BMW had been using CFRP for over 10 years, for M car roof panels as an example. BMW had also begun experimenting with building CFRP panels using a resin transfer molding (RTM) process. In discussing the use of CFRP for the i3 with Mr. Daniel Schaefer, Head of Production Concept BMW i, he mentioned that roof panels are a good place to start when learning how to build CFRP. They are relatively uncomplicated compared to other panels.


And it was emphasized that the process of learning how to build CFRP panels using RTM machinery was the critical piece of the puzzle. The RTM tools, carbon fiber ‘cloth’, and other odds and ends are readily available on the market. What isn’t readily available is the knowledge of how to successfully create a body panel in the short cycle times to allow for profitable production that BMW required for the i3.

BMW uses RTM presses available to anyone. In fact two of BMW’s German competitors have purchased the same presses that BMW uses. What they don’t have is BMW’s exclusive processes or access to specially created carbon fiber ‘yarn’. In talking to Dr. Joerg Pohlmann, Managing Director SGL Automotive Carbon Fibers, BMW does not use one of the off-the-shelf carbon fiber products that SGL produces, rather BMW gets a bespoke (custom) product from SGL.

In addition, BMW does not use a typical woven fabric to produce the pre-forms for the body panels. It is another piece of the experience that has led them to a highly optimized process. What Mr. Schaefer explained is that BMW’s years of carbon fiber experience produces a method (patented process) that allows them to quickly inject resin under very high pressure on one side of a complex mold and pull air and the resin through the mold with a vacuum in a very short period of time.

When you think about the process of injecting resin into multiple layers of specially ‘sewn’ carbon fibers – each oriented at a slightly different, but specific, angle for strength – and ensuring that the resin has penetrated evenly to every cubic micrometer of the panel, then heating it to cure and pulling the whole piece, complete, from the press in less than ten minutes, your head will spin.
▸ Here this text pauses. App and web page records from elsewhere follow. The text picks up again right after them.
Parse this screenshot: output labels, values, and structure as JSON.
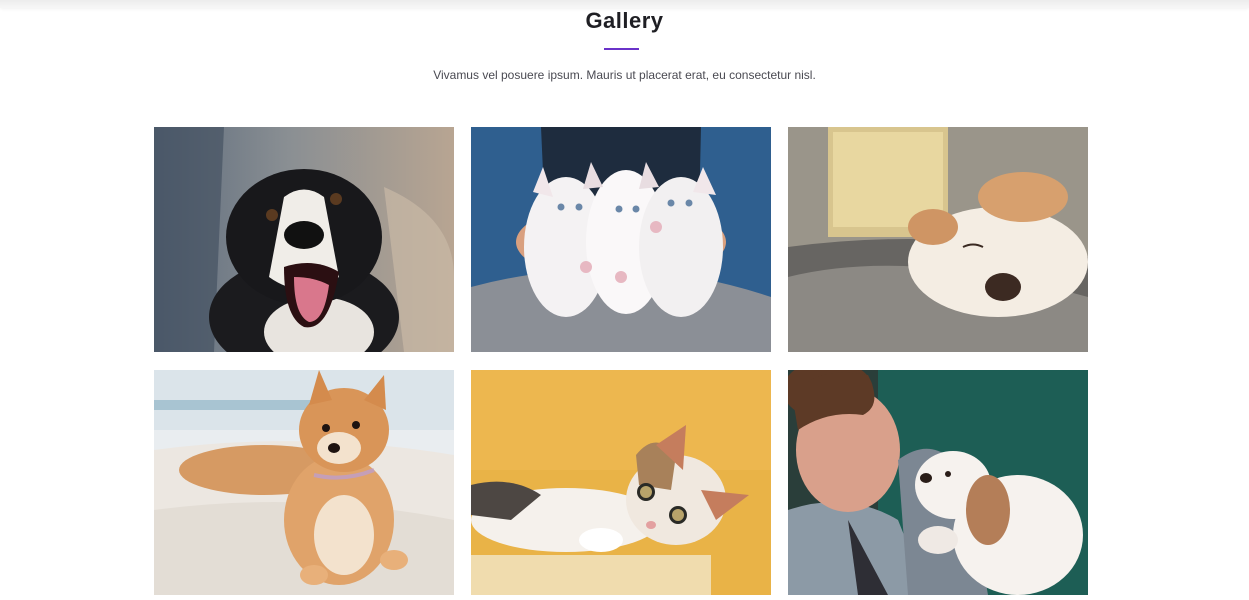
{
  "gallery": {
    "title": "Gallery",
    "subtitle": "Vivamus vel posuere ipsum. Mauris ut placerat erat, eu consectetur nisl.",
    "accent_color": "#6a32c9",
    "images": [
      {
        "subject": "dog-border-collie"
      },
      {
        "subject": "three-kittens"
      },
      {
        "subject": "sleeping-puppy"
      },
      {
        "subject": "shiba-inu-dog"
      },
      {
        "subject": "tabby-kitten"
      },
      {
        "subject": "woman-with-puppy"
      }
    ]
  }
}
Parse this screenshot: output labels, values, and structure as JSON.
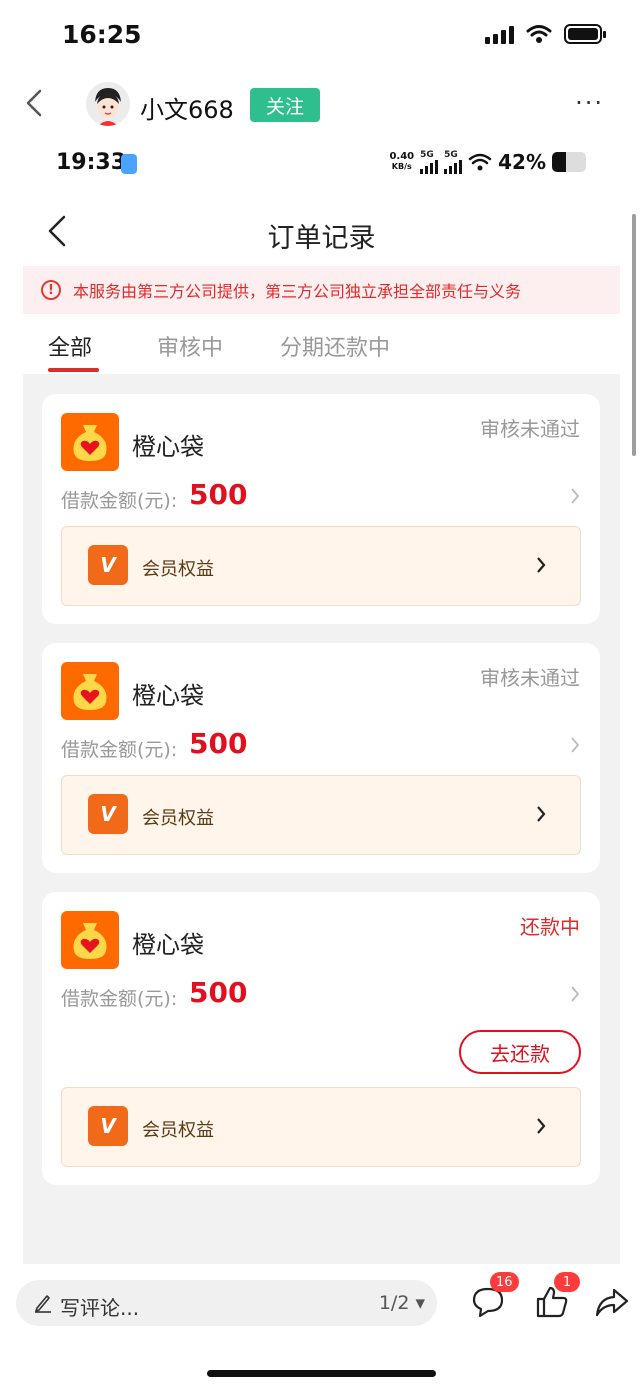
{
  "os_status": {
    "time": "16:25"
  },
  "post_header": {
    "author": "小文668",
    "follow_label": "关注"
  },
  "inner": {
    "status": {
      "time": "19:33",
      "speed": "0.40",
      "speed_unit": "KB/s",
      "net1": "5G",
      "net2": "5G",
      "battery": "42%"
    },
    "nav_title": "订单记录",
    "notice": "本服务由第三方公司提供，第三方公司独立承担全部责任与义务",
    "tabs": [
      "全部",
      "审核中",
      "分期还款中"
    ],
    "orders": [
      {
        "product": "橙心袋",
        "status": "审核未通过",
        "amount_label": "借款金额(元):",
        "amount": "500",
        "vip_label": "会员权益"
      },
      {
        "product": "橙心袋",
        "status": "审核未通过",
        "amount_label": "借款金额(元):",
        "amount": "500",
        "vip_label": "会员权益"
      },
      {
        "product": "橙心袋",
        "status": "还款中",
        "amount_label": "借款金额(元):",
        "amount": "500",
        "repay_label": "去还款",
        "vip_label": "会员权益"
      }
    ]
  },
  "bottom_bar": {
    "comment_placeholder": "写评论...",
    "page_indicator": "1/2",
    "comment_count": "16",
    "like_count": "1"
  },
  "colors": {
    "accent_red": "#e0101e",
    "follow_green": "#2fbf8e",
    "product_orange": "#ff6a00"
  }
}
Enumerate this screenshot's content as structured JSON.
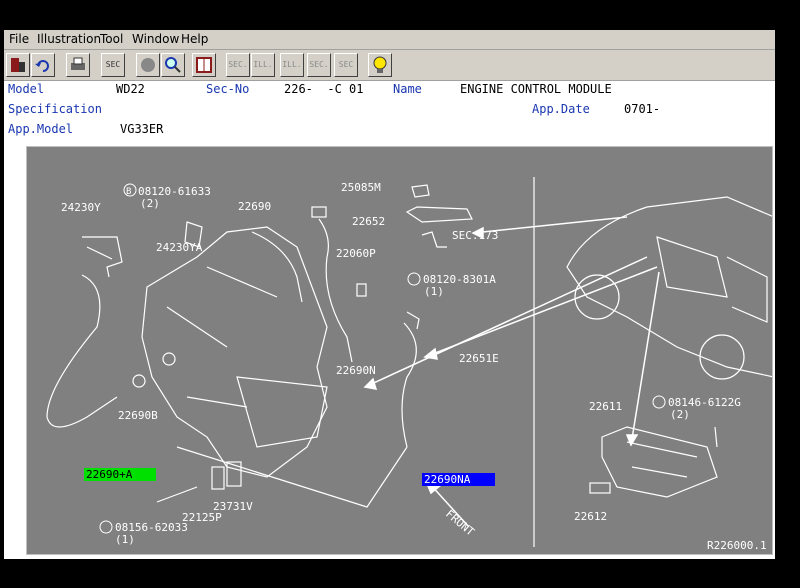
{
  "menu": {
    "file": "File",
    "illustration": "Illustration",
    "tool": "Tool",
    "window": "Window",
    "help": "Help"
  },
  "toolbar": {
    "sec_label": "SEC",
    "btn_sec_prev": "SEC.",
    "btn_ill_first": "ILL.",
    "btn_ill_next": "ILL.",
    "btn_sec_next": "SEC.",
    "btn_sec_query": "SEC"
  },
  "info": {
    "model_label": "Model",
    "model_value": "WD22",
    "secno_label": "Sec-No",
    "secno_value": "226-  -C 01",
    "name_label": "Name",
    "name_value": "ENGINE CONTROL MODULE",
    "spec_label": "Specification",
    "appdate_label": "App.Date",
    "appdate_value": "0701-",
    "appmodel_label": "App.Model",
    "appmodel_value": "VG33ER"
  },
  "parts": {
    "p24230Y": "24230Y",
    "p08120_61633": "08120-61633",
    "p08120_61633_qty": "(2)",
    "p24230YA": "24230YA",
    "p22690": "22690",
    "p25085M": "25085M",
    "p22652": "22652",
    "sec173": "SEC.173",
    "p22060P": "22060P",
    "p08120_8301A": "08120-8301A",
    "p08120_8301A_qty": "(1)",
    "p22690N": "22690N",
    "p22651E": "22651E",
    "p22690B": "22690B",
    "p22690A": "22690+A",
    "p22690NA": "22690NA",
    "p22125P": "22125P",
    "p23731V": "23731V",
    "p08156_62033": "08156-62033",
    "p08156_62033_qty": "(1)",
    "p22611": "22611",
    "p08146_6122G": "08146-6122G",
    "p08146_6122G_qty": "(2)",
    "p22612": "22612",
    "front": "FRONT",
    "drawing_code": "R226000.1",
    "bolt_symbol": "B"
  },
  "colors": {
    "highlight_green": "#00e000",
    "highlight_blue": "#0000ff",
    "label_blue": "#1a37b0",
    "drawing_bg": "#808080"
  }
}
And it is this specific knowledge that separates BMW from its competitors.

One estimate was that it would take around five years of experimentation (and a very good engineering staff) to arrive at where BMW is at today with the CFRP process. That explains a lot about why Toyota was interested in working with BMW. (Read Bertel Schmitt’s article on the LF-A to gain an understanding of where Toyota was at with producing CFRP panels.)

And while carbon fiber, kg-to-kg, is more expensive than aluminum or steel, a kg of carbon fiber ‘stretches’ a bit further than either aluminum or steel and requires fewer production steps than steel (for example). It is in the energy/water savings in the production process that will make CFRP profitable. And BMW has stated that the i3 will be profitable.

Given BMW’s head start in mass production of CFRP panels, where are they headed? BMWblog asked Dr. Pohlmann if the SGL facility at Moses Lake, WA has room for expansion and he answered in the affirmative. In addition there is sufficient hydro-electric power available to expand and produce carbon fiber. When asked about the cost of the carbon fiber, Dr. Pohlmann mentioned that is was a bit less expensive than other producers given the cost of the electricity used, but certainly not a huge difference. But when you are contemplating expanding the production of CFRP body panels, every little bit helps the bottom line.

It’s a long trip from polyacrylonitrile (PAN) fiber to a completed CFRP body panel; from Moses Lake, WA USA, to Wackersdorf, Landshut, and eventually Leipzig, Germany, but the i models could not have been realized without BMW’s CFRP production processes.